Late-Onset Mitochondrial Myopathy, Encephalopathy, Lactic Acidosis, and Strokelike Episodes With Bitemporal Lesions

Yaz Y. Kisanuki, MD; Kirsten L. Gruis, MD; Teresa L. Smith, MD; Devin L. Brown, MD, MS
Arch Neurol. 2006;63(8):1200-1201. doi:10.1001/archneur.63.8.1200.
Text Size: A A A
Published online


A thin 50-year-old man with a history of diabetes and deafness and a family history of hearing dysfunction presented with new-onset headaches, psychiatric symptoms, and a seizure. He was found to have a right temporal lesion (Figure, A). Three months later, he developed aphasia, complained of headache, and had a convulsive seizure. This was followed by gradual improvement in his language and cognitive function throughout several months. A subsequent magnetic resonance image (Figure, B) showed a new lesion in the left temporal lobe. The results of magnetic resonance angiography of the head and carotid ultrasound were unrevealing. Transthoracic echocardiography revealed no thrombus or patent foramen ovale. Proteins C and S and antithrombin III levels were within the reference range. Factor V Leiden was not present and anticardiolipin antibody concentrations were not elevated. No cerebrospinal fluid pleocytosis was identified, and polymerase chain reaction was negative for herpes. The serum lactate level was within the reference range. Mitochondrial DNA analysis revealed mutation A3243G, the most common mutation in patients with mitochondrial myopathy, encephalopathy, lactic acidosis, and strokelike episodes (MELAS).2

Figures in this Article

Sign In to Access Full Content

Don't have Access?

Register and get free email Table of Contents alerts, saved searches, PowerPoint downloads, CME quizzes, and more

Subscribe for full-text access to content from 1998 forward and a host of useful features

Activate your current subscription (AMA members and current subscribers)

Purchase Online Access to this article for 24 hours

First Page Preview

View Large
First page PDF preview


Place holder to copy figure label and caption

Imaging of the patient's brain. A, Brain magnetic resonance axial diffusion-weighted image shows the right temporal lesion. B, Axial fluid-attenuated inversion recovery image 3 months later demonstrates the old right temporal and the new left temporal lesions. The parieto-occipital regions, most often affected in patients with mitochondrial myopathy, encephalopathy, lactic acidosis, and strokelike episodes, were spared.1

Graphic Jump Location

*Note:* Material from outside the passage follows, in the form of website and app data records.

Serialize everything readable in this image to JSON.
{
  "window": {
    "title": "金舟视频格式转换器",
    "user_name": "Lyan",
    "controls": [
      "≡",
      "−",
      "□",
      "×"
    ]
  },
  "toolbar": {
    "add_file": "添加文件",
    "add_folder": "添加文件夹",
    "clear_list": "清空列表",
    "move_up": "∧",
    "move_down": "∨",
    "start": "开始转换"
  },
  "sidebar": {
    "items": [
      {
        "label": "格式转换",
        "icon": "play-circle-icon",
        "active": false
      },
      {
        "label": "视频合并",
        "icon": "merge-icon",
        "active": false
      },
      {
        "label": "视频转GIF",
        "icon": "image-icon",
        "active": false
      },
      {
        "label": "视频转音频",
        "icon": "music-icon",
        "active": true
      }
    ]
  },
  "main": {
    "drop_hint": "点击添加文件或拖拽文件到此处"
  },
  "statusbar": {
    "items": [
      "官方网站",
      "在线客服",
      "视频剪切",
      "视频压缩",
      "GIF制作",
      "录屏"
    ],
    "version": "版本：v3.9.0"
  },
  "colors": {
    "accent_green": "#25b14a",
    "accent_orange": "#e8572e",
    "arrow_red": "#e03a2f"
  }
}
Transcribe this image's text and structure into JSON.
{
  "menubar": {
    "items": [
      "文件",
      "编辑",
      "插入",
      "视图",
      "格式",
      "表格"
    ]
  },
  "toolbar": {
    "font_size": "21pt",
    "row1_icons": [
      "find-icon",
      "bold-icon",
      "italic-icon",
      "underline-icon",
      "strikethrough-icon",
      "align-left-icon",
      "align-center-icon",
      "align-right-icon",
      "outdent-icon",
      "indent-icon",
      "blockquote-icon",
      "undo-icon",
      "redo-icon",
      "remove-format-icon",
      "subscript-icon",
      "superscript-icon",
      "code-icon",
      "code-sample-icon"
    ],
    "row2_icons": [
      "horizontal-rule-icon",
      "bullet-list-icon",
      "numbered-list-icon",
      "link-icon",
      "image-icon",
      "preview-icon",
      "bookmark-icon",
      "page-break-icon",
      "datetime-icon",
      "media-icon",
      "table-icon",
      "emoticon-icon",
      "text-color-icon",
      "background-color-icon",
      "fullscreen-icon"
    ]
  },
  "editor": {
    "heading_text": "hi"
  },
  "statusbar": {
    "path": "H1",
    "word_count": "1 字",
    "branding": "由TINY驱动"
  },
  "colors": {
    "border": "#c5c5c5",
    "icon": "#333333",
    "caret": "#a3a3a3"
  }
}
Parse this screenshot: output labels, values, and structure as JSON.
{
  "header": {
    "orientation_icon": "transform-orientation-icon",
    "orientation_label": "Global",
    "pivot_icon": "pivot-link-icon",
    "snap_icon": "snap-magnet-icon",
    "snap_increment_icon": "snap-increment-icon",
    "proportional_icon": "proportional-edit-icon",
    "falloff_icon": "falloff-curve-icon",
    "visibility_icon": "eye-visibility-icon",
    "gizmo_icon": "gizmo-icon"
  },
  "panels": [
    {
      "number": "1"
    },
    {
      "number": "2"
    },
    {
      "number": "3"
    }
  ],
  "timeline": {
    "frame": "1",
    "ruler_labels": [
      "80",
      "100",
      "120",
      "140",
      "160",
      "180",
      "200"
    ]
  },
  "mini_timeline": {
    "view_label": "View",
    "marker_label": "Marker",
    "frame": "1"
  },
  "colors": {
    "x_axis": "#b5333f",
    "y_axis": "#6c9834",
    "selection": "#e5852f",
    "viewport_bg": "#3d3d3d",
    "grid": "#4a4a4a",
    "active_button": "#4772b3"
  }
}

Meets CME requirements for:
Browse CME for all U.S. States
Accreditation Information
The American Medical Association is accredited by the Accreditation Council for Continuing Medical Education to provide continuing medical education for physicians. The AMA designates this journal-based CME activity for a maximum of 1 AMA PRA Category 1 CreditTM per course. Physicians should claim only the credit commensurate with the extent of their participation in the activity. Physicians who complete the CME course and score at least 80% correct on the quiz are eligible for AMA PRA Category 1 CreditTM.
Note: You must get at least of the answers correct to pass this quiz.
You have not filled in all the answers to complete this quiz
The following questions were not answered:
Sorry, you have unsuccessfully completed this CME quiz with a score of
The following questions were not answered correctly:
Commitment to Change (optional):
Indicate what change(s) you will implement in your practice, if any, based on this CME course.
Your quiz results:
The filled radio buttons indicate your responses. The preferred responses are highlighted
For CME Course: A Proposed Model for Initial Assessment and Management of Acute Heart Failure Syndromes
Indicate what changes(s) you will implement in your practice, if any, based on this CME course.
Citing articles are presented as examples only. In non-demo SCM6 implementation, integration with CrossRef’s "Cited By" API will populate this tab (http://www.crossref.org/citedby.html).
Submit a Comment


Some tools below are only available to our subscribers or users with an online account.

Sign In to Access Full Content

Related Content

Customize your page view by dragging & repositioning the boxes below.

Articles Related By Topic
Related Topics
PubMed Articles